Lauren Anderson: A Houstonian who blazed a trail for ballet dancers

Lauren Anderson
Lauren Anderson (TSU)

Native Houstonian Lauren Anderson has flourished in one the most detailed artforms in the world -- professional ballet. She is a former principal ballerina of the Houston Ballet, as well as the first African American to be promoted to such a position within the company.

Her persistence to excel resulted in a remarkable breakthrough in American ballet history.

Anderson was born on Feb. 19, 1965. She began her training at 7 years old as one of the only Black students in her class. She was eventually exposed to Black dancers when she attended a performance by Author Mitchell’s dance company, Dance Theatre of Harlem. To finally see brown-skinned girls and brown-skinned guys doing what they loved the most really helped her to feel more connected to the art of dancing.

At the age of 18, she joined the Houston Ballet (the fourth-largest professional ballet company in the U.S.) as a ballerina in the Corps de Ballet, which means a group of dancers.

Her artistry allowed for a shift in her position from Corps de Ballet to soloist. She was promoted to principal dancer in 1990, the only African American at that time to fulfill the position at the Houston Ballet.

The Houston Ballet received pushback for its decision to promote Anderson. Bigoted onlookers, including those in supremacy groups, made statements such as “Black people don’t belong in ballet” and should not be promoted. The company’s director, Ben Stevenson, ignored such statements and became one of Anderson’s most fierce advocates. He protected her from racist criticism.
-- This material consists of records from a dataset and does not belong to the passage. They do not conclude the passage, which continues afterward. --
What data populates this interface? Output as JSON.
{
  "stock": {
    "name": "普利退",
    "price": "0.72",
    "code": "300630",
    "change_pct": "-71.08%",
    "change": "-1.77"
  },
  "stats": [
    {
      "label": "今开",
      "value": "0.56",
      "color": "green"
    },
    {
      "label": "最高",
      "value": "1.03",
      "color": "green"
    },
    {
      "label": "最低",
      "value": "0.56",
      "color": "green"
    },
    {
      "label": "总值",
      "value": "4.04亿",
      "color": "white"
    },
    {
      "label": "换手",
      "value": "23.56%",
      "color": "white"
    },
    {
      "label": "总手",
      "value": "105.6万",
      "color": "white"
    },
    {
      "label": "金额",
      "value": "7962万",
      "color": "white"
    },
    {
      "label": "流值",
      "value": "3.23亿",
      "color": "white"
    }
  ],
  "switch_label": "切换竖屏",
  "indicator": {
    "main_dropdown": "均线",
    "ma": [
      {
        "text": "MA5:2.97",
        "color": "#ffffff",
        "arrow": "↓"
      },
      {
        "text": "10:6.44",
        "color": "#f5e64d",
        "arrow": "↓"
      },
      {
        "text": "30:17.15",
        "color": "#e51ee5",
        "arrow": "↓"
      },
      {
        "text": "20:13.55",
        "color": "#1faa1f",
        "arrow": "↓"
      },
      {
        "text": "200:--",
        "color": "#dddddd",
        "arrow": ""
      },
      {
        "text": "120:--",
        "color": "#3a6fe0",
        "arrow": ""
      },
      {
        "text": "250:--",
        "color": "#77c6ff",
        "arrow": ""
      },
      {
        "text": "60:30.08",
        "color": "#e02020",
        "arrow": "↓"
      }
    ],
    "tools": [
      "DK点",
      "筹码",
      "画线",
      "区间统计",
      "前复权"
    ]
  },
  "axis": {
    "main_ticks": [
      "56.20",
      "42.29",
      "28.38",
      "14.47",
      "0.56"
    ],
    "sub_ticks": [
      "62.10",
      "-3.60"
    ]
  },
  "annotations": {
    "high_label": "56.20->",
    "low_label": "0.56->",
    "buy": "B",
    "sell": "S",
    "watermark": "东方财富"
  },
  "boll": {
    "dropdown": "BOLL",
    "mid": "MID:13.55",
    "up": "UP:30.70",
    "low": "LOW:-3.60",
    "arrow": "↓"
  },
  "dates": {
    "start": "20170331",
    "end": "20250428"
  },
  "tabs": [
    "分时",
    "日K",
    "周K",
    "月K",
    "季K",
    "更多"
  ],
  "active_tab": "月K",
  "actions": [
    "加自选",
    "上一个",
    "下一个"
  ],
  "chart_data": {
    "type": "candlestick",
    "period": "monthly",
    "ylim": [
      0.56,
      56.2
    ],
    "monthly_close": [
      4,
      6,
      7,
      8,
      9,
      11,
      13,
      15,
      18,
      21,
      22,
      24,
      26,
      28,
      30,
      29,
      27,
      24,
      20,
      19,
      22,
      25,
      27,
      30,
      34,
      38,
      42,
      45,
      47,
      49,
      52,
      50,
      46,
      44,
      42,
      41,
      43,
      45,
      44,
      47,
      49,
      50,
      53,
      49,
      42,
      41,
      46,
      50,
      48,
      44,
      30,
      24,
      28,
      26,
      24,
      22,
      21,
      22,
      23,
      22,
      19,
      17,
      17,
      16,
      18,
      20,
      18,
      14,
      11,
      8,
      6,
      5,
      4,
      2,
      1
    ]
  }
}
For the rehearsal of Swan Lake, one spectator suggested to the director that Anderson should not be in the center of the formation because it would disrupt the uniformity. However, in a photo that was taken during the Swan Lake performance, Anderson can be seen directly in the center of the formation. Stevenson knew he had made the right decision.

As a principal dancer, her opportunities increased, allowing her to perform in leading roles in several acclaimed ballets like Firebird, Don Quixote, Cleopatra, and The Nutcracker, just to name a few. Her original, one-of-a-kind performance in Cleopatra sparked international recognition.